“I feel like it didn’t go so well at General Conference, but at least they’re willing to have the conversation, which is going further than the church I grew up in and not something every denomination is willing to do,” she said.
Some members of Holston Conference have said the adoption of the Traditional Plan was an answer to prayers, and the denomination should move on. Despite criticism from both conservatives and progressives who say it’s time to stop talking, Quillen said there needs to be more conversation.
“I want us to listen,” Quillen said. “I want to reach across the aisle and ask, ‘Why are you afraid of me? Why do you hate certain parts of me?’ And cutting out our global brothers and sisters isn’t going to stop the hate, either. We’ve got a lot of work to do right here. Let’s find a way to cohabitate.”
Watson said she finds it “worrisome” many are willing to give up and split the church because they disagree: “There is a lack of room to compromise,” she said. “I feel like God is big enough to handle all of us at the table ... There is beauty in the diversity we all have.”
Chris Sneed, age 40, admits he’s considered leaving his church. “I’ve been in a relationship for eight years, and I’ve been at Church Street for over 20 years. I know I will never get married in the church that I attend, and that breaks my heart.”
However, for now Sneed is staying put at Church Street United Methodist in Knoxville, where he served as lay leader from 2014 to 2018.
“Church Street has always been a leader in Holston and in the larger UMC,” Sneed said. “The hope I have is that Church Street and other congregations will take us into the future toward full inclusion.”
Katie Sluder, age 28, the daughter of a pastor, grew up in the churches of Holston Conference. She said her “heart has felt a little bruised” ever since General Conference, which she witnessed up close since she works for United Methodist Communications. “I was not prepared for the wave of emotions that hit me.”
Yet, Sluder is firm that she is not leaving The United Methodist Church.

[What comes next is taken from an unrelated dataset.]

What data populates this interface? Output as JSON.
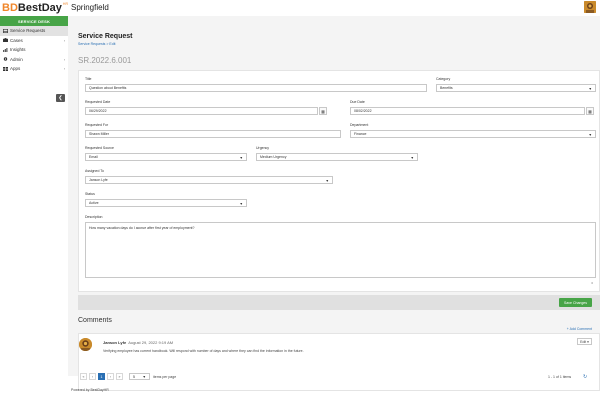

It’s where her family is and where she was “claimed as a child of God.”
“It does not matter what the General Conference body decided in 2019, or will decide in 2020 or 2024,” Sluder said. “They can vote to keep me out, but Jesus won’t. I just need to keep reminding myself of that.”
* Not his or her real name.
Annette Spence is editor of The Call, the Holston Conference newspaper.
ALCOA, Tenn. (March 25, 2019) -- When Gerald Browning sent an email to the Holston Conference communications office, he asked a question that has been asked by many United Methodists in East Tennessee and Southwest Virginia. “Have you considered this...